(Source data Opens)

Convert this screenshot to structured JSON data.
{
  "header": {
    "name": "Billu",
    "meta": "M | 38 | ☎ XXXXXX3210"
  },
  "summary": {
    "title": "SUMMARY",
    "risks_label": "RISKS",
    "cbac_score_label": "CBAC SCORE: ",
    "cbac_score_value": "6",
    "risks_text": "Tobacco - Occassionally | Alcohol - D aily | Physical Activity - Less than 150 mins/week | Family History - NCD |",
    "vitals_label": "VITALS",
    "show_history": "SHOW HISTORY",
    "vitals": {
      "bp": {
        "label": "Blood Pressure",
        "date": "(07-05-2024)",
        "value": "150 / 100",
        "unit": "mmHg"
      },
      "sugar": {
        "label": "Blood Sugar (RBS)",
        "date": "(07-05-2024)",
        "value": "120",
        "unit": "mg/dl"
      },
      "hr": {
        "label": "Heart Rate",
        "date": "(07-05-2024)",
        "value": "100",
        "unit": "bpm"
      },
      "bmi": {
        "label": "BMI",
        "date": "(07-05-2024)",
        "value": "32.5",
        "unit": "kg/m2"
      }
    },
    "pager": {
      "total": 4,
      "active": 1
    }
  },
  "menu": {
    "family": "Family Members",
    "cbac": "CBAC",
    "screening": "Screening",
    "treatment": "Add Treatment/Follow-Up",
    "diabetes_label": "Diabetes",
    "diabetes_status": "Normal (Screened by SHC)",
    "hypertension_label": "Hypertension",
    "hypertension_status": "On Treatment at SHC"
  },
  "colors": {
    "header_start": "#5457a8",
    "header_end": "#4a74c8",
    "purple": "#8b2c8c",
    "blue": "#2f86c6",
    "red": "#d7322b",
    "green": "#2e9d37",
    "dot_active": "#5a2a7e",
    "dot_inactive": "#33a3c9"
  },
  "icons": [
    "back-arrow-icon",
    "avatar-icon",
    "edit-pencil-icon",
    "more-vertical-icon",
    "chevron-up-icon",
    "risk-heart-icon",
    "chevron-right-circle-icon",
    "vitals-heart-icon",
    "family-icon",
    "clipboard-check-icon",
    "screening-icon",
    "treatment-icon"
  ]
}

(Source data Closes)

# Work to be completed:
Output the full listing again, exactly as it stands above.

# Your solution:
Convert this screenshot to structured JSON data.
{
  "header": {
    "name": "Billu",
    "meta": "M | 38 | ☎ XXXXXX3210"
  },
  "summary": {
    "title": "SUMMARY",
    "risks_label": "RISKS",
    "cbac_score_label": "CBAC SCORE: ",
    "cbac_score_value": "6",
    "risks_text": "Tobacco - Occassionally | Alcohol - D aily | Physical Activity - Less than 150 mins/week | Family History - NCD |",
    "vitals_label": "VITALS",
    "show_history": "SHOW HISTORY",
    "vitals": {
      "bp": {
        "label": "Blood Pressure",
        "date": "(07-05-2024)",
        "value": "150 / 100",
        "unit": "mmHg"
      },
      "sugar": {
        "label": "Blood Sugar (RBS)",
        "date": "(07-05-2024)",
        "value": "120",
        "unit": "mg/dl"
      },
      "hr": {
        "label": "Heart Rate",
        "date": "(07-05-2024)",
        "value": "100",
        "unit": "bpm"
      },
      "bmi": {
        "label": "BMI",
        "date": "(07-05-2024)",
        "value": "32.5",
        "unit": "kg/m2"
      }
    },
    "pager": {
      "total": 4,
      "active": 1
    }
  },
  "menu": {
    "family": "Family Members",
    "cbac": "CBAC",
    "screening": "Screening",
    "treatment": "Add Treatment/Follow-Up",
    "diabetes_label": "Diabetes",
    "diabetes_status": "Normal (Screened by SHC)",
    "hypertension_label": "Hypertension",
    "hypertension_status": "On Treatment at SHC"
  },
  "colors": {
    "header_start": "#5457a8",
    "header_end": "#4a74c8",
    "purple": "#8b2c8c",
    "blue": "#2f86c6",
    "red": "#d7322b",
    "green": "#2e9d37",
    "dot_active": "#5a2a7e",
    "dot_inactive": "#33a3c9"
  },
  "icons": [
    "back-arrow-icon",
    "avatar-icon",
    "edit-pencil-icon",
    "more-vertical-icon",
    "chevron-up-icon",
    "risk-heart-icon",
    "chevron-right-circle-icon",
    "vitals-heart-icon",
    "family-icon",
    "clipboard-check-icon",
    "screening-icon",
    "treatment-icon"
  ]
}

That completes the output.